JULY fly of the Month- Foam Killer Ant

This is a really good summer time dry fly. Its technically an Ant pattern but crosses over to mimic about any bug. The good thing about this fly is how well it floats. You can fish it fast, tumbly water and it sits right on top and is highly visible. Its also fun to tie. This fly feature 2mm craft foam and hackle. The most challenging part of this fly is positioning the foam on top and tying the hackle neatly over the foam. So have fun and crank a few out... most important is get out and fish it this summer.  Full Video will be available soon.


JUNE Fly of the month- Hares Ear Nymph

One of the first flies I learned to tie was a Hares Ear Nymph.  This classic nymph is a tried a true fish catcher. I sent enough materials to tie 25 flies. I included different colors of beads and an extra dubbing so you can mix and match and come up with some of your own variations. Once you've mastered the Hares Ear, these skills will cross over to most nymphs you want to tie. Dubbing, wing case, bead head, ribbing.....these are all elements of just about every nymph.

MAY fly of the month- BUNNYMAN

 We're back around to Streamers this month. This is an effective streamer pattern that I've used over the years. Rabbit hair is awesome for streamers. Almost every streamer I fish with either has Marabou or Bunny Hair or a combination of both. This fly is all Bunny and it swims like crazy. For the head I'm using Metal Heads from Rivers Wild Flies. They make a cool looking head that has just the right amount of weight. This is a great fly to learn how to handle rabbit strips in both straight cut and crosscut. These techniques will carry over to many Streamer pattern you choose to create in the future. I hope you enjoy!


April FLY of the month

April is all about Dries. I chose a Renegade as the showcase fly because its a great all around attractor and we can work with hackle. I'll be including extra materials so you can also tie a Gray Hackle Peacock.  I'll be sending Whiting Farms Hackle and Daiichi hooks so it should be a fun month working on Dry flies.

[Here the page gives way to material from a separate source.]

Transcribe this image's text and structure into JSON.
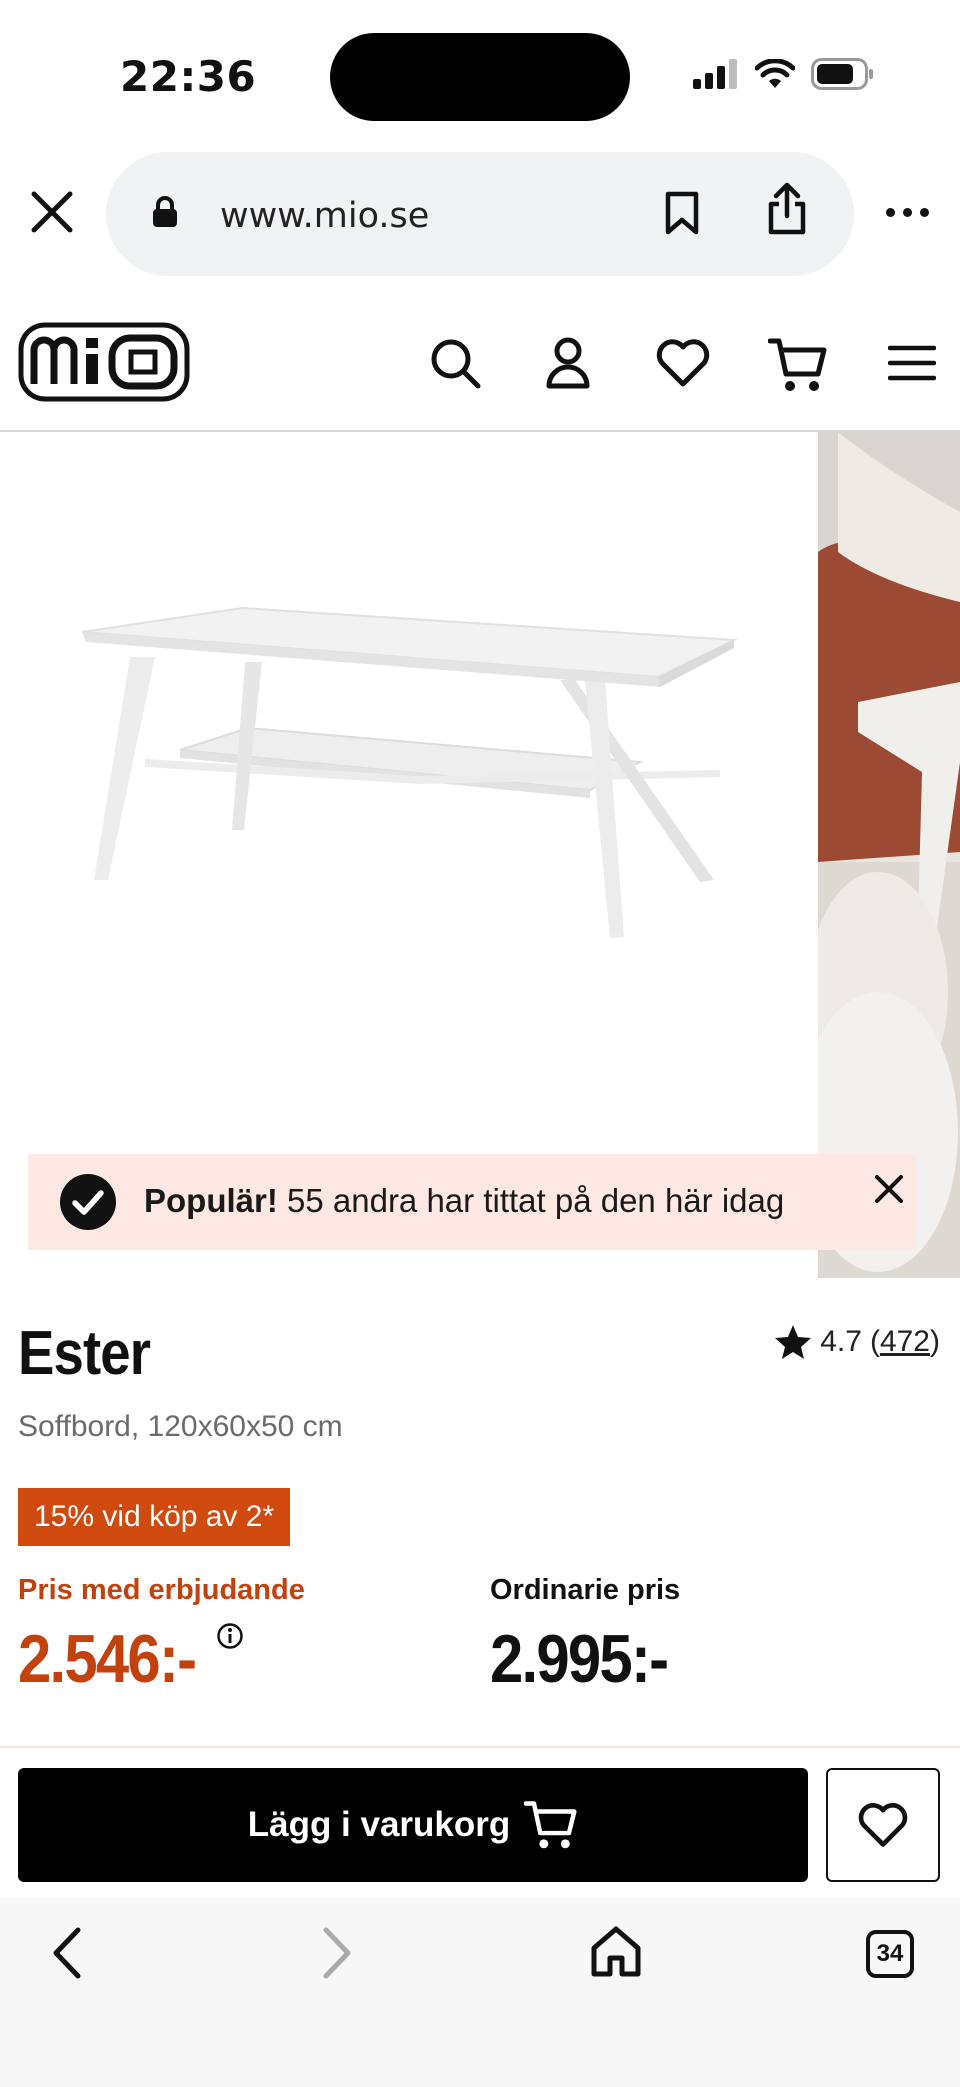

Sorry everyone for the late video post. So here you go....and get tying these. Pretty simple to tie, but effective to catch fish. I included some different colors and dubbing so you can do a lot of variations. I also included enough hooks to tie 50! So you should be able to crank a bunch out if you like. Enjoy and don't forget to share your stuff with others in our group at Smitty's fly group on Facebook.